As he lay dying, Alp Arslan is alleged to have said to his intimates, "I have never engaged an enemy without first begging God for victory - but yesterday I rode to the top of a small hill, while the earth shook beneath the boots of my troops. I felt myself swell with pride and said to myself, 'I am the king of the whole earth. No one can stand up to. So God overthrew me by the weakest of his creatures, a prisoner-of-war under escort. I beg God to forgive me for my sin of arrogance'.

History continuously hammers home the lesson that arrogance does not go a long way.

He died at the age of forty and was buried in Merv. The following epitaph was inscribed on his tombstone:

"Thou hast seen Alp Arslan's head
In pride exalted to the sky,
Come to Merv and see how lowly
In the dust that head doth lie"

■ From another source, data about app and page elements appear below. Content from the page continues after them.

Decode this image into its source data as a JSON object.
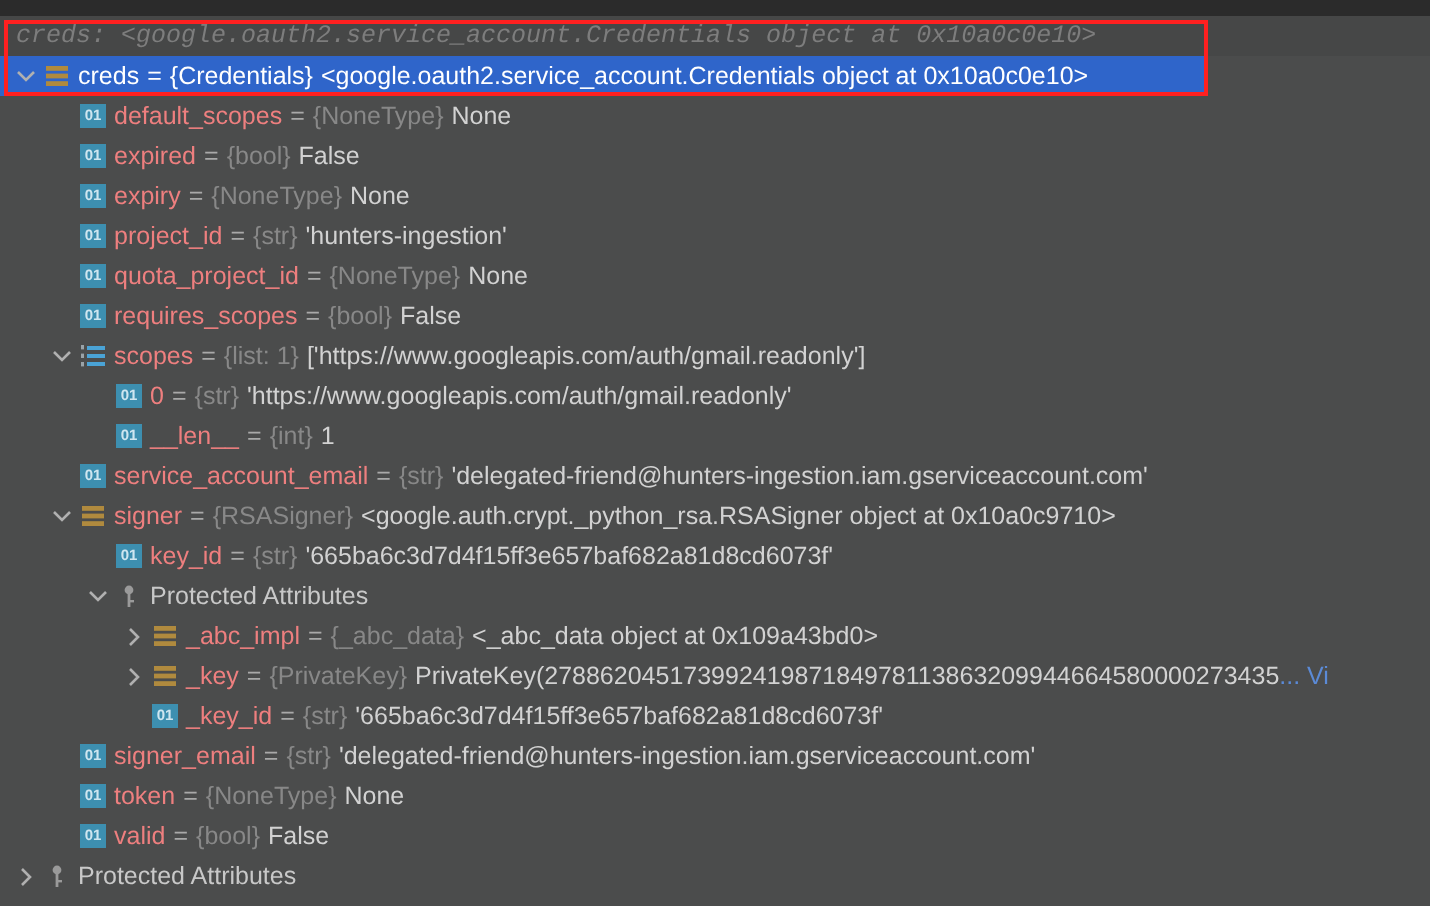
{
  "hint": "creds: <google.oauth2.service_account.Credentials object at 0x10a0c0e10>",
  "separator": "=",
  "tree": [
    {
      "kind": "object",
      "name": "creds",
      "type": "{Credentials}",
      "value": "<google.oauth2.service_account.Credentials object at 0x10a0c0e10>",
      "expanded": true,
      "selected": true,
      "children": [
        {
          "kind": "field",
          "badge": "01",
          "name": "default_scopes",
          "type": "{NoneType}",
          "value": "None",
          "selected": false
        },
        {
          "kind": "field",
          "badge": "01",
          "name": "expired",
          "type": "{bool}",
          "value": "False",
          "selected": false
        },
        {
          "kind": "field",
          "badge": "01",
          "name": "expiry",
          "type": "{NoneType}",
          "value": "None",
          "selected": false
        },
        {
          "kind": "field",
          "badge": "01",
          "name": "project_id",
          "type": "{str}",
          "value": "'hunters-ingestion'",
          "selected": false
        },
        {
          "kind": "field",
          "badge": "01",
          "name": "quota_project_id",
          "type": "{NoneType}",
          "value": "None",
          "selected": false
        },
        {
          "kind": "field",
          "badge": "01",
          "name": "requires_scopes",
          "type": "{bool}",
          "value": "False",
          "selected": false
        },
        {
          "kind": "list",
          "name": "scopes",
          "type": "{list: 1}",
          "value": "['https://www.googleapis.com/auth/gmail.readonly']",
          "expanded": true,
          "selected": false,
          "children": [
            {
              "kind": "field",
              "badge": "01",
              "name": "0",
              "type": "{str}",
              "value": "'https://www.googleapis.com/auth/gmail.readonly'",
              "selected": false
            },
            {
              "kind": "field",
              "badge": "01",
              "name": "__len__",
              "type": "{int}",
              "value": "1",
              "selected": false
            }
          ]
        },
        {
          "kind": "field",
          "badge": "01",
          "name": "service_account_email",
          "type": "{str}",
          "value": "'delegated-friend@hunters-ingestion.iam.gserviceaccount.com'",
          "selected": false
        },
        {
          "kind": "object",
          "name": "signer",
          "type": "{RSASigner}",
          "value": "<google.auth.crypt._python_rsa.RSASigner object at 0x10a0c9710>",
          "expanded": true,
          "selected": false,
          "children": [
            {
              "kind": "field",
              "badge": "01",
              "name": "key_id",
              "type": "{str}",
              "value": "'665ba6c3d7d4f15ff3e657baf682a81d8cd6073f'",
              "selected": false
            },
            {
              "kind": "group",
              "name": "Protected Attributes",
              "expanded": true,
              "selected": false,
              "children": [
                {
                  "kind": "object",
                  "name": "_abc_impl",
                  "type": "{_abc_data}",
                  "value": "<_abc_data object at 0x109a43bd0>",
                  "expanded": false,
                  "selected": false
                },
                {
                  "kind": "object",
                  "name": "_key",
                  "type": "{PrivateKey}",
                  "value": "PrivateKey(27886204517399241987184978113863209944664580000273435",
                  "link": "... Vi",
                  "expanded": false,
                  "selected": false
                },
                {
                  "kind": "field",
                  "badge": "01",
                  "name": "_key_id",
                  "type": "{str}",
                  "value": "'665ba6c3d7d4f15ff3e657baf682a81d8cd6073f'",
                  "selected": false
                }
              ]
            }
          ]
        },
        {
          "kind": "field",
          "badge": "01",
          "name": "signer_email",
          "type": "{str}",
          "value": "'delegated-friend@hunters-ingestion.iam.gserviceaccount.com'",
          "selected": false
        },
        {
          "kind": "field",
          "badge": "01",
          "name": "token",
          "type": "{NoneType}",
          "value": "None",
          "selected": false
        },
        {
          "kind": "field",
          "badge": "01",
          "name": "valid",
          "type": "{bool}",
          "value": "False",
          "selected": false
        }
      ]
    },
    {
      "kind": "group",
      "name": "Protected Attributes",
      "expanded": false,
      "selected": false
    }
  ]
}
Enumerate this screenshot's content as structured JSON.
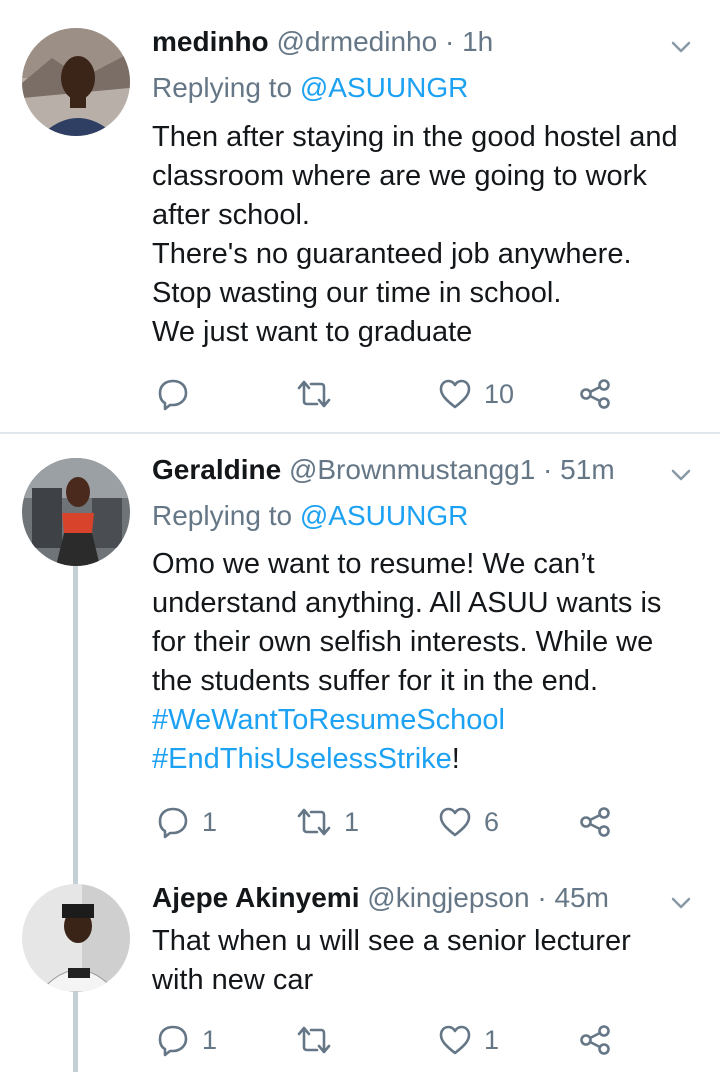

In Turkmenistan calendar the month of August has been renamed as Alp Arslan. It is a gesture of gratitude from the people of independent Turkmen state of 21 century - Motherland of Great Seljuks to the glorious Turkmen hero of the Middle Ages.

About the author: Dr. Begench Karayev is currently on Fulbright Scholarship at Indiana University, Bloomington, USA. He holds a Ph.D. from Moscow in political theory and is the author of monographs: 'Traditional and modern in political life of the contemporary Central Asian society. Experience of political analysis' (in Russian, 218p., Moscow, 1996) and 'Policy analysis: problems of theory and methodology. Experience of researches of contemporary Central Asian society' (in Russian, 176 p., Moscow, 1994). Before joining the Fulbright Scholar Program Dr. Karayev served for more than seven years as a senior diplomat in the Foreign Service of Turkmenistan.

Published at www.newscentralasia.com on August 2, 2004